One of the most critical positions in a health practice is that of the office manager. It is nearly impossible to calculate the value added by a good office manager. They are what can make an office work. The reverse is, unfortunately, just as true. It is nearly impossible to calculate the damage done by a bad office manager. With this in mind, the job of choosing an office manager for your health practice should be done in a well-prepared and careful manner. In this article, we will outline the most common education, skills and responsibilities required for a good office manager.
Education and Certification
The level of education you should require for an office manager depends on the size and individual nature of your health practice. Most practices prefer a college degree. A large practice may require a master’s degree. On the other side, some smaller or individual practices will take office managers with a high school degree if they have prior experience and be perfectly successful. When you evaluate the skills and responsibilities that your particular health practice will require, it will become clear what combination of education and experience you will need in an office manager.
In addition to education, some health practices like to have office managers who have earned certain certifications. A common certification is the Certified Medical Office Manager (CMOM). There are also certifications in specific areas that may appeal to the needs of your health practice, such as a Certified Professional Coder (CPC). As you determine the responsibilities that you will require of an office manager, you can add certifications in specific areas. An excellent resource for available training and certification is the MGMA-ACMPE.
Like education and certification, the skills required for a good office manager will vary depending on the needs of your health practice. There are several skills that all office managers need:
- · Highly Organized – every office manager must have the highest organizational skills. There will always be a great deal going on in any health practice. You need to make sure that your office manager can multitask while staying organized.
- · Detail-Oriented – it isn’t enough to be organized; a good office manager must see even the smallest details. Nothing should “fall through the cracks.”
- · Excellent Communication – your Office Manager is the control center for your health practice. They need to be able to communicate clearly and effectively.
- · Work With Different Personalities – all office managers will need to be able to work with and manage several personality types.

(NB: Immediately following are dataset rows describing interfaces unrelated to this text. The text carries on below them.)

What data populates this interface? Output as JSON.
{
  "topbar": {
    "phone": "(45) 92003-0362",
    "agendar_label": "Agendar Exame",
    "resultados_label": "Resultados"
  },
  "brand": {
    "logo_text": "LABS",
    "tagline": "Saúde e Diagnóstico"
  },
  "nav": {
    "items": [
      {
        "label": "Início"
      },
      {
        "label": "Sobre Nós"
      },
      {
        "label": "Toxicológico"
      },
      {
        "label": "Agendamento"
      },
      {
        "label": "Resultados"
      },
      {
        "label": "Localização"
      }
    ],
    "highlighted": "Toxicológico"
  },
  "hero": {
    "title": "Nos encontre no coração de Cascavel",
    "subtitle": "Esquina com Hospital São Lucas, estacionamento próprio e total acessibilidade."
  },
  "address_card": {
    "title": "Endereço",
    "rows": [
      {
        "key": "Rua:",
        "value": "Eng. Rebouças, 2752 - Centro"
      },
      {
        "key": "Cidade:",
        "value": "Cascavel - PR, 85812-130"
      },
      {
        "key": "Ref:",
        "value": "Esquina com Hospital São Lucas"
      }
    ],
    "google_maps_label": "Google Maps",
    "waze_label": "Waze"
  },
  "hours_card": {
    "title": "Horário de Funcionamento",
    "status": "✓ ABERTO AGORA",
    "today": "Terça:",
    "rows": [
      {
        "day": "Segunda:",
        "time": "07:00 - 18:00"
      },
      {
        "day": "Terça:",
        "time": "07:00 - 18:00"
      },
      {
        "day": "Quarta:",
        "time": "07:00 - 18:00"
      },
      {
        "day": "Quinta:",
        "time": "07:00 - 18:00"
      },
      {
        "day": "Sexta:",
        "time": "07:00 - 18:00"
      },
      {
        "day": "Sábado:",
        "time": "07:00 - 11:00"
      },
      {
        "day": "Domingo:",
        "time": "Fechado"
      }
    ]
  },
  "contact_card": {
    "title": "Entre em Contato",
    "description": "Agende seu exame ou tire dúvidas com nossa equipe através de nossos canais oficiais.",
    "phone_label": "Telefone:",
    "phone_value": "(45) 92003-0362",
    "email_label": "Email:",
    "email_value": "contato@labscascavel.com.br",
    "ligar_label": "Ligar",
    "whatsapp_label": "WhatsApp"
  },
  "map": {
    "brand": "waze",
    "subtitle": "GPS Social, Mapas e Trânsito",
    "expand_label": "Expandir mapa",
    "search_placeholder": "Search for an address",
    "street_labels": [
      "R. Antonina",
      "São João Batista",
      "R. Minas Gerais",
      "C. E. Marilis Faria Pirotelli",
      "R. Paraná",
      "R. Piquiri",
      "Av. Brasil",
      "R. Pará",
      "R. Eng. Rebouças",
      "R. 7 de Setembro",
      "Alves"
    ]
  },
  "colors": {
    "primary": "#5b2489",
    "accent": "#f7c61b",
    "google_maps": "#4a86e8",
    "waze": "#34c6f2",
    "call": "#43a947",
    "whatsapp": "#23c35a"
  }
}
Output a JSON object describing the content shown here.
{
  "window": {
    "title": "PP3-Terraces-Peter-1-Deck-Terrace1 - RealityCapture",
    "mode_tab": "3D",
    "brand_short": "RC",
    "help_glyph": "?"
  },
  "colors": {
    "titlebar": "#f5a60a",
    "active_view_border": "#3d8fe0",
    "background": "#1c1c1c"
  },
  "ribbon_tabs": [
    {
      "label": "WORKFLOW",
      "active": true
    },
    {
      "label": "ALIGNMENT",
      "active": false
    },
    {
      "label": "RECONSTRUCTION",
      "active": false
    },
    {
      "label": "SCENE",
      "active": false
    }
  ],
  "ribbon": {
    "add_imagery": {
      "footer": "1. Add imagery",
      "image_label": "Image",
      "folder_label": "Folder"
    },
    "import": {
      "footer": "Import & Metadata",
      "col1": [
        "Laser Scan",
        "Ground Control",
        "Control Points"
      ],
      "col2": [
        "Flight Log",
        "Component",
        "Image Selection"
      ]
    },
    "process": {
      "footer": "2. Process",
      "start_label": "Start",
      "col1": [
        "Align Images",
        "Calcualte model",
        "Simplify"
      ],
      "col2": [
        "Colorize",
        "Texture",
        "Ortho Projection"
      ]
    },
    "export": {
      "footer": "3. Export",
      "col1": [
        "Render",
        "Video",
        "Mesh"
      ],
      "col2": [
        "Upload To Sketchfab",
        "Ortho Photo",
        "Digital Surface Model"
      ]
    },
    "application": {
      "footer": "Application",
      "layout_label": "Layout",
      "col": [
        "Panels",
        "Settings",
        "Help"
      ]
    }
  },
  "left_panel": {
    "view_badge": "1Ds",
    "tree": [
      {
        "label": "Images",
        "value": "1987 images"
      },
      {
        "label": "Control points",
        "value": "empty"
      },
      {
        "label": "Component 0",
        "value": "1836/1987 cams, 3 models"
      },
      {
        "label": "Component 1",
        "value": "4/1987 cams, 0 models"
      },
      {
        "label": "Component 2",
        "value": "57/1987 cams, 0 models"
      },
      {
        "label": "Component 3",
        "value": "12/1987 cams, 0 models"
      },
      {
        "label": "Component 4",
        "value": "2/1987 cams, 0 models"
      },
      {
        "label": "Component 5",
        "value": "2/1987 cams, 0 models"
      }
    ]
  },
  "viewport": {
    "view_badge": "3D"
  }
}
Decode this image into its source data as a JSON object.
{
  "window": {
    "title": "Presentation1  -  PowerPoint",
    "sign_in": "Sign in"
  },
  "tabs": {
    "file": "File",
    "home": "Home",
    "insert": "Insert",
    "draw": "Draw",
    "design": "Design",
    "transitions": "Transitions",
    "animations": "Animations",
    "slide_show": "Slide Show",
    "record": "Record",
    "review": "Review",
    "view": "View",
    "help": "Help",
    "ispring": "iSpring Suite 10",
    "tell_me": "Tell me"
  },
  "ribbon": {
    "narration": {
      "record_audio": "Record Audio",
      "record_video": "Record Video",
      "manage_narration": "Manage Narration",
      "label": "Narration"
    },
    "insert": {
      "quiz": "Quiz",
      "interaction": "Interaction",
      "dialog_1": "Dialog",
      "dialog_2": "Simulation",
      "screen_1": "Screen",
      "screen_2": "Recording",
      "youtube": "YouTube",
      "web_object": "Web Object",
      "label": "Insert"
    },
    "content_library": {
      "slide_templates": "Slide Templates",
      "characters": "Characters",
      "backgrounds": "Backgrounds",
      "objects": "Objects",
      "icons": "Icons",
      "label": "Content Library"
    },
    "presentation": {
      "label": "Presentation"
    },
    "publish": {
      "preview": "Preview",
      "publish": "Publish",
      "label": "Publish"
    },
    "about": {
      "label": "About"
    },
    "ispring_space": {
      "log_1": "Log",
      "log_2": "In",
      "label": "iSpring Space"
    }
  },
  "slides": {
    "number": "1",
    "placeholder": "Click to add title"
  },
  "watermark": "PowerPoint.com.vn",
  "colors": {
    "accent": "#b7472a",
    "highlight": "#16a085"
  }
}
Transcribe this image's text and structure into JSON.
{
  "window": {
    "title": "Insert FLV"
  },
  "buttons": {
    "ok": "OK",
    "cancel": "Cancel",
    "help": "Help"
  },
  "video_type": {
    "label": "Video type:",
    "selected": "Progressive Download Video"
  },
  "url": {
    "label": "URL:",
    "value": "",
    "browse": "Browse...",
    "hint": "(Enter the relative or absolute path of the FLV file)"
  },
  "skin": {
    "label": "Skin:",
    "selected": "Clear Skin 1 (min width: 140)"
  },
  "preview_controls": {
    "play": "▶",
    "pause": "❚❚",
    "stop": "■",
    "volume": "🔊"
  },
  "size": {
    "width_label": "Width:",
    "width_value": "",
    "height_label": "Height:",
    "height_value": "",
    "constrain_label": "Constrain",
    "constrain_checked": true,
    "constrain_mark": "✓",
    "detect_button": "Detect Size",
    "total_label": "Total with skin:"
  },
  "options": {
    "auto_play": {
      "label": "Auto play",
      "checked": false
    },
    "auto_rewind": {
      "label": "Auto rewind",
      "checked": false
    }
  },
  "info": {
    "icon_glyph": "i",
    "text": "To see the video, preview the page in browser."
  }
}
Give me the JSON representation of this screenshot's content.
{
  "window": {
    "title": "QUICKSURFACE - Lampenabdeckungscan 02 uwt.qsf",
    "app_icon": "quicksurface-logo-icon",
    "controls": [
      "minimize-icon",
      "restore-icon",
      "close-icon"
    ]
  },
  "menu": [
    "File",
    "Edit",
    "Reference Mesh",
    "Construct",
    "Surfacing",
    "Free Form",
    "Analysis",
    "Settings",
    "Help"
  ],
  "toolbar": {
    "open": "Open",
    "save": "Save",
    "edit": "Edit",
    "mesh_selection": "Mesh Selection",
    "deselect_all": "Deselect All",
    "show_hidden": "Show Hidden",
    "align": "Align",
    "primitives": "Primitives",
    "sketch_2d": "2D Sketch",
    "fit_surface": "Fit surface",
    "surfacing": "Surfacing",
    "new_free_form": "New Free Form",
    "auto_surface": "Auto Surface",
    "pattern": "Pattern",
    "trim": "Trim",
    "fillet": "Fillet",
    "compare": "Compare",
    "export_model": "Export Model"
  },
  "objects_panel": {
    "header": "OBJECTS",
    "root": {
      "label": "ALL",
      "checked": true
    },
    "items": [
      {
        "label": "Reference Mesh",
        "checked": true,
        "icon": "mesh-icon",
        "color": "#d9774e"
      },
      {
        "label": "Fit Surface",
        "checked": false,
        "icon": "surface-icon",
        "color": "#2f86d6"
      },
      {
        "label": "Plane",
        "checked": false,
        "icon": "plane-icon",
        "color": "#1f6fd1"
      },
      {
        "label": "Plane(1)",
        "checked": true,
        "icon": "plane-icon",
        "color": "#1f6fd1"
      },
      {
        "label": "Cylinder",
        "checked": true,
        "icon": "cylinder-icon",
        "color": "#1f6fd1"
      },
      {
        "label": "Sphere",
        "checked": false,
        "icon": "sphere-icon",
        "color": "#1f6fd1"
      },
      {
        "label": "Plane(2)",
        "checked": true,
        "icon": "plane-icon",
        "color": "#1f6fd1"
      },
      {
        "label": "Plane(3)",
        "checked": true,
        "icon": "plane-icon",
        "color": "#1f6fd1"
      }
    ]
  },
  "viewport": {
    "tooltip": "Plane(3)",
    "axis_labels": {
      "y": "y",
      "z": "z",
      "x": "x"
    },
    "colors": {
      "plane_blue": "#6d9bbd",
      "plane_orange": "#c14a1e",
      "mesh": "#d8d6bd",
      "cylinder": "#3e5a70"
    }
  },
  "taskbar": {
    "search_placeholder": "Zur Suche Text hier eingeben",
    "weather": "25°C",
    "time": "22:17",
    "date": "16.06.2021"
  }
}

If they have trouble with even one, then it can cause a breakdown in efficiency and effectiveness.
- · Conflict Resolution – there will always be conflict in any office. A health practice has a unique set of conflicts that your office manager may need to resolve.
There are also skills that you may want in addition to the skills above. These will be shaped by the needs of your health practice. Some examples are:
- · Basic Math and Numbers – if you want your office manager to oversee the billing and coding in your health practice, they need to be good with numbers.
- · Coding, Appointment Setting, Medical Reception – your office manager may need to fill in for staff who call out. If they have these basic skills it will make that process more efficient.
- · Problem Solving – this skill comes in handy in larger practices where creative thinking is required in some situations.
- · Ability to Work Long Hours – depending on your health practice size, you may need your Office Manager to put in a lot of hours
Finally, we look at the different responsibilities that you may require from an office manager. As you choose the responsibilities that your Office Manager will cover for your health practice, you will be able to determine the skills and education level necessary. Below is a listing of the different responsibilities that an office manager may be expected to manage:
- · Staffing – this involves almost every level of staffing from hiring to evaluation as well as benefits. This also includes discipline and termination.
- · Supervising Non-Clinical Staff – overall supervision of the day-to-day activities of the non-clinical staff.
- · Creating Procedures for the Running of the Office – setting up how everything will work, from intake to billing. It is your office manager’s job to make certain that your health practice is running effectively and efficiently.
- · Scheduling –both staff and patients
- · Administration – ordering supplies and signing approvals
- · Marketing – this can include anything from website updates to advertising to introduction of new doctors.
- · Legal – making sure that the health practice complies with all of the laws regarding patient privacy and patient’s rights.
So, as you make this important decision, remember to know what you need done, what skills you want and what education level and you will ensure that your office manager has all the right qualities for your health practice.